Julie Haurykiewicz spends much of the time in her days on the first floor of Briggs Hall, where she works primarily as the director of our Center for Teaching and Learning, more commonly known as the CTL.
As the director of the CTL since 2006, Haurykiewicz meets and interacts with a wide range of students, which is a perk she cited as one of the best things about her job, noting she sees “so many different segments of the student population” who are making their way down to the CTL for tutoring, advising or just a quick chat.
Looking at her other roles on campus — Freshman Studies, public speaking and community read instructor; one of the coordinators of Lawrence’s Lifeline grant for suicide prevention; academic skills adviser — it’s difficult to imagine how Haurykiewicz would have time or energy to do anything else, but she finds time to knit beautiful shawls and take care of a new puppy named Murphy.

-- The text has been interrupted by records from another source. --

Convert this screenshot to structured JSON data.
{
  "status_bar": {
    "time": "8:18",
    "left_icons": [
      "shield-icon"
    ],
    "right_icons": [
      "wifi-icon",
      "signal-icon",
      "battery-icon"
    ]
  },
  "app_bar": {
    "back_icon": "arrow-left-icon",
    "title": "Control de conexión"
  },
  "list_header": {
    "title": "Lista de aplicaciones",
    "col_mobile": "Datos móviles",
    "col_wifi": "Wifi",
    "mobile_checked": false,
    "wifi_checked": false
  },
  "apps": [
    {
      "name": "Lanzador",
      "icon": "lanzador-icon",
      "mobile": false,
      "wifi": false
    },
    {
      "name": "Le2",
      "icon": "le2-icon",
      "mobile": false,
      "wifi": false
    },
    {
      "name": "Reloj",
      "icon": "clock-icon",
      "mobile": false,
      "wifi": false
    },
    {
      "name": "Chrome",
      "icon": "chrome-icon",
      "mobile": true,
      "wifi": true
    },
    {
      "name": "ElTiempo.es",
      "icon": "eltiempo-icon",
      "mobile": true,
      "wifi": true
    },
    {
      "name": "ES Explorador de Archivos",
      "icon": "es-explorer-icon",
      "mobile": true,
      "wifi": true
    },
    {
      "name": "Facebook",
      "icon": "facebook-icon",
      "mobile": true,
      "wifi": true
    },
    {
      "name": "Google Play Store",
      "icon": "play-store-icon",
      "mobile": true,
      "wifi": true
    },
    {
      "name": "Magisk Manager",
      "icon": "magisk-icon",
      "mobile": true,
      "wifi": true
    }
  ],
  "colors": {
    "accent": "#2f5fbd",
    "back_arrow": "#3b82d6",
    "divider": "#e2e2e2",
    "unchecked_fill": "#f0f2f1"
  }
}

Haurykiewicz described Murphy as her “furry child.” Adopted as a sickly baby puppy, Murphy weighed almost nothing, and patches of his fur had fallen out. Since then, he has grown into a 30-pound dog who is about to start his Canine Good Citizenship training, a course designed to teach dogs commands like “sit politely for petting.”
As a result of the course, visitors to the CTL will probably no longer get jumped on and a little bruised by an over-excited puppy with floppy ears and alert, blue eyes. He’s already learned how to sit and lie down, but getting him to roll over doesn’t work consistently.
While Murphy does take up a good chunk of Haurykiewicz’s evenings, she remains a fixture at events and meetings all around campus. She said that her “job allows [her] to do so many different things … like getting to work with colleagues from the counseling center and international student services.”
And her smiling presence at events like last weekend’s Cabaret is an active reminder that Haurykiewicz takes her job as a member of the Lawrence community very seriously.
When asked about some of her favorite things about Lawrence, Haurykiewicz did not hesitate before saying, “I love teaching Freshman Studies. I’m a big believer in the program overall. But I hate grading papers.”
That’s not surprising information, given Haurykiewicz’s proclivity for interacting with so many different people on campus. The Freshman Studies program, too, hopes to foster a sense of community among freshmen and among the faculty members teaching the course.
Haurykiewicz said that “part of the ethos of it is modeling what it’s like to engage with a work that’s outside of your department.” This is what Haurykiewicz does on a smaller scale daily by meeting with students, faculty and staff members from all over campus, gaining new perspectives and forging friendships.
The next time you’re down in the CTL, stop by Julie’s office. Her door is almost always open, and in there, you’ll find a collection of sock monkeys, photos, books and souvenirs sure to brighten up your day.